Connected vehicle technology aims to improve travel times
04 April 2015
ORNL researchers are working to develop algorithms that facilitate vehicle-to-vehicle communication, as well as communication between vehicles and traffic controls.
Scientists with the Urban Dynamics Institute (UDI) at the US Department of Energy’s Oak Ridge National Laboratory (ORNL) are working to reduce travel time and fuel consumption by developing a computational framework for connected vehicle technologies.
These would facilitate vehicle-to-vehicle communication, as well as communication between vehicles and traffic controls. Vehicles would exchange information such as location, speed, and destination in order to generate individualised instructions for drivers.
“By telling drivers the optimal speed, the best lane to drive in, or the best route to take, we can eliminate stop-and-go driving and improve safety,” says UDI deputy director, Andreas Malikopoulos, the project's principal investigator.
“As a driver, you may get additional instructions suggesting you change lanes or follow a different path that may not be the route your GPS would give you to avoid congestion.”
The first step for the project team is developing decentralised control algorithms that govern how vehicles will communicate locally among vehicles interacting directly on the road but also act globally to optimise traffic flow across a city.
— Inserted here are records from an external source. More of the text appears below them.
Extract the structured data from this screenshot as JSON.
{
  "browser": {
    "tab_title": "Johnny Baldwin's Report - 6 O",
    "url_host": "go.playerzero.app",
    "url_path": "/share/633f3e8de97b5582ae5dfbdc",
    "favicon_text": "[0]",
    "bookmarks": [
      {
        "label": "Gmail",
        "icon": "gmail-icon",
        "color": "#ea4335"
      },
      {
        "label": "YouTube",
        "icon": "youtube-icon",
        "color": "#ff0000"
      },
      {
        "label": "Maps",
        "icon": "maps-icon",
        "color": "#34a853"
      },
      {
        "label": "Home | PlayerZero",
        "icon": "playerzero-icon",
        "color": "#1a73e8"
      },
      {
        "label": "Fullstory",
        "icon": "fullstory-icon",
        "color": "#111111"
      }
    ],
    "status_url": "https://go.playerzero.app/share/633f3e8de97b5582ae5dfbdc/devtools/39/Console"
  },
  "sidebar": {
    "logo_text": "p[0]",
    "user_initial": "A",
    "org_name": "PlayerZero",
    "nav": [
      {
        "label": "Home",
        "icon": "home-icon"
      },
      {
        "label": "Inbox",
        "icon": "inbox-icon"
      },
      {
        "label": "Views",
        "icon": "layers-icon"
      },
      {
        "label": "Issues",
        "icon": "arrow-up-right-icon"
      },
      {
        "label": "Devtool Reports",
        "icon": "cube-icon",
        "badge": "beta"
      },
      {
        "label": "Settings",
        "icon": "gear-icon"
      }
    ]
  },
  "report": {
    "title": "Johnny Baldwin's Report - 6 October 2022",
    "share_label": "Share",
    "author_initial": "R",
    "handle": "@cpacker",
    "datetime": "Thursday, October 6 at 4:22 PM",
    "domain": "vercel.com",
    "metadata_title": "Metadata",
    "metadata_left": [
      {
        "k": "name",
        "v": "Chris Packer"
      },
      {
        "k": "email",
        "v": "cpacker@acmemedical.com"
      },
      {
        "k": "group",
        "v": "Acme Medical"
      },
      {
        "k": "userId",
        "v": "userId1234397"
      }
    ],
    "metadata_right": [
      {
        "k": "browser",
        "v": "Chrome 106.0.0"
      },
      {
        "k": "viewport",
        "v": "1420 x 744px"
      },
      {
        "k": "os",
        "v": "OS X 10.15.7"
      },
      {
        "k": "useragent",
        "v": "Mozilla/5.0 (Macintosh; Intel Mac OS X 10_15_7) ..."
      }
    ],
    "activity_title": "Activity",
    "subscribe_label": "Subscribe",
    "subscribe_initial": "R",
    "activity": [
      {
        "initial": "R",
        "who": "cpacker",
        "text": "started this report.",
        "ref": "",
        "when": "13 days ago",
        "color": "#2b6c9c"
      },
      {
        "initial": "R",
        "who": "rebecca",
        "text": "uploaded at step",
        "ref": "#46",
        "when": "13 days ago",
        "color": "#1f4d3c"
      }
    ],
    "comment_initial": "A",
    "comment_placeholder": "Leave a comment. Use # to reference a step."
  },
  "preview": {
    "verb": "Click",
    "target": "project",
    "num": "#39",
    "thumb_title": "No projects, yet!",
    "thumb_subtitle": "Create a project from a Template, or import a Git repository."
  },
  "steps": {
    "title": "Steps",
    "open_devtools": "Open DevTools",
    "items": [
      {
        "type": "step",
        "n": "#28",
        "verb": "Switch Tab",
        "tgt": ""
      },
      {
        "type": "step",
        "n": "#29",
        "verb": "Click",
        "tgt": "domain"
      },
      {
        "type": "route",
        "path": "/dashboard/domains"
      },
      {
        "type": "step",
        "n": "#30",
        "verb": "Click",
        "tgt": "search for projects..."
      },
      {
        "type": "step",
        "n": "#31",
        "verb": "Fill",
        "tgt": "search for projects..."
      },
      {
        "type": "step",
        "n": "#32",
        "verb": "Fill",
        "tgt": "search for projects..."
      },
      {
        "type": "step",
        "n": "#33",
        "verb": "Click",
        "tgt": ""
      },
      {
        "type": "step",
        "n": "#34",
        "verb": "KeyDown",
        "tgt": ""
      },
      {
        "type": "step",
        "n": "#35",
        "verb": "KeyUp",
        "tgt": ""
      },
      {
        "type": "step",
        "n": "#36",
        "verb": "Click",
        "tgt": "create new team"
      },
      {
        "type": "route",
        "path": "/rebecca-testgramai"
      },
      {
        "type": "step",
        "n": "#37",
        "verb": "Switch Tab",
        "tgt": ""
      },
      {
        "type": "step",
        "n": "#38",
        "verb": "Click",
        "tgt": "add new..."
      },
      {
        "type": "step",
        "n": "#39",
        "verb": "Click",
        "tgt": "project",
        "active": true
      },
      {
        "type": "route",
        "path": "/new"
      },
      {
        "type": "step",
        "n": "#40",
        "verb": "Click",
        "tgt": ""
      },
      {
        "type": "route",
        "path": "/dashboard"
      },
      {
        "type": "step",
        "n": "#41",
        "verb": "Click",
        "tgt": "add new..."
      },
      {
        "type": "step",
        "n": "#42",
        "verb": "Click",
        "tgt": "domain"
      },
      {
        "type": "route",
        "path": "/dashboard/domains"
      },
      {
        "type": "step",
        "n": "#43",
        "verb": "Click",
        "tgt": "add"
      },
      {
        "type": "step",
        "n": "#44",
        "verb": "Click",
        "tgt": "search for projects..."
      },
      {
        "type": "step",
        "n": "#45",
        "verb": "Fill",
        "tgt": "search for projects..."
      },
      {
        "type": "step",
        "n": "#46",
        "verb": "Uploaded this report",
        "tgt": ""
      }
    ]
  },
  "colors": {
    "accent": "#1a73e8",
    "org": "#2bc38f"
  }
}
The computational framework uses 'decentralised control' algorithms because, realistically, all the vehicles in a city cannot communicate information to a central control centre due to the staggering amount of data that would be involved.
“The first phase is an exploratory project. We’ll validate our framework through simulation,” Malikopoulos says.
The second phase of the project will connect the team’s communication framework with a transportation analysis simulation system that uses data analytics to simulate traffic conditions in real urban areas to predict congestion.
Simulations will predict and plan traffic flow based on large-scale data, such as the layout and population distribution of the area that reflects driver activities (for example, school zones are likely to be busier early in the morning and mid-afternoon, whereas entertainment districts are likely to be more congested during evenings and weekends), as well as the destinations and schedules of the connected vehicles in the simulation.
Phase two simulations also will allow the team to begin exploring questions related to cyber security and possible incentives for drivers to follow connected vehicle instructions, such as digital ticketing.